What is being asked
Scan the material for the string "Enter" and copy out every line in which it occurs.
▼
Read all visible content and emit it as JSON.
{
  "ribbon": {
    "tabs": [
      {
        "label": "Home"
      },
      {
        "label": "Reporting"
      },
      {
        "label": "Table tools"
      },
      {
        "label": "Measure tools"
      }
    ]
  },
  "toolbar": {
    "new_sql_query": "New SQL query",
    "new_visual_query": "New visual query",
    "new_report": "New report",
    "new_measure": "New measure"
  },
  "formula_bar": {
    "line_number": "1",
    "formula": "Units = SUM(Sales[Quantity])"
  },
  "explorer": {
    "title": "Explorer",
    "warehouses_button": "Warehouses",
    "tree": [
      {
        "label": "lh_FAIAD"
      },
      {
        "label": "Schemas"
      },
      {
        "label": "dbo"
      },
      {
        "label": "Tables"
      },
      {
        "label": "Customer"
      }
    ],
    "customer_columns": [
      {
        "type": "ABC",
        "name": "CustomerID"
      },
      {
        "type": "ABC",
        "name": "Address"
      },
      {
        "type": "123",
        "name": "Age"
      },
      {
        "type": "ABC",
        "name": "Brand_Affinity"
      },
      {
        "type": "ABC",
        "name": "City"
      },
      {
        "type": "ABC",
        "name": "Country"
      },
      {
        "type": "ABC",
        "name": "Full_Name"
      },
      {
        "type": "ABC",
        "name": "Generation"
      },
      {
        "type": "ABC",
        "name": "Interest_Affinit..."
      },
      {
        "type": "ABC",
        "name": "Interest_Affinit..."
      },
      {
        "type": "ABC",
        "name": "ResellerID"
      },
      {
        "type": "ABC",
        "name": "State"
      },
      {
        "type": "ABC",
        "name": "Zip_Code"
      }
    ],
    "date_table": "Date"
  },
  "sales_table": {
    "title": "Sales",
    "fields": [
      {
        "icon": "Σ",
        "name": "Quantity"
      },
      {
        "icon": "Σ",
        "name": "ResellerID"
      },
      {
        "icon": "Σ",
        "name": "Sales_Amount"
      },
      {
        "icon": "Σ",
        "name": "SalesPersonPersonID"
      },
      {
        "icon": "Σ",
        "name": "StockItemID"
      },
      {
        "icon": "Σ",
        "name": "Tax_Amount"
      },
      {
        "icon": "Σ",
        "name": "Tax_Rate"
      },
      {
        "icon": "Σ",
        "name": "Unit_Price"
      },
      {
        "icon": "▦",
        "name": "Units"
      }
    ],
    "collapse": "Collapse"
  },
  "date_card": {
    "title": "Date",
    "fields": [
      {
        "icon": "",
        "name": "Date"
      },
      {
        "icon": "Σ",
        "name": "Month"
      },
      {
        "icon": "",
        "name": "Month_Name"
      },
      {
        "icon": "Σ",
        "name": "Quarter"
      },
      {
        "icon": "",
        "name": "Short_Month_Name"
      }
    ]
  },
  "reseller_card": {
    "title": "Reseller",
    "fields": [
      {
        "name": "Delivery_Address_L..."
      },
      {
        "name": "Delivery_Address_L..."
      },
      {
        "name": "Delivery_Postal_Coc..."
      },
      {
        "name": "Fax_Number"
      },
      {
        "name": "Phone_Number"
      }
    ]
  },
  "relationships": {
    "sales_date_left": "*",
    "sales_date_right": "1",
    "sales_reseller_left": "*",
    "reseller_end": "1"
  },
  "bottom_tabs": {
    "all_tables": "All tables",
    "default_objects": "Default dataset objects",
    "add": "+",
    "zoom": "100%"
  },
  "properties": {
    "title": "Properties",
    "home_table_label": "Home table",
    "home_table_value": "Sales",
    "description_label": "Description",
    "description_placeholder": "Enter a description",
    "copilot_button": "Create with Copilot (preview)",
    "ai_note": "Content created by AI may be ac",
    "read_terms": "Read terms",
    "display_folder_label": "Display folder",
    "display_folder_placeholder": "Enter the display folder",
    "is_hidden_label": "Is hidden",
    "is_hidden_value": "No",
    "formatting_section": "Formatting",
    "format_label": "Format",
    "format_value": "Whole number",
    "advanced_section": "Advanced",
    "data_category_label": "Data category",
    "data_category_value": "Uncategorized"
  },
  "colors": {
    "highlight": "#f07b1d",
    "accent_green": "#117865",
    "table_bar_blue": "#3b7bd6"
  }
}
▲
Output of the exercise
    "description_placeholder": "Enter a description",
    "display_folder_placeholder": "Enter the display folder",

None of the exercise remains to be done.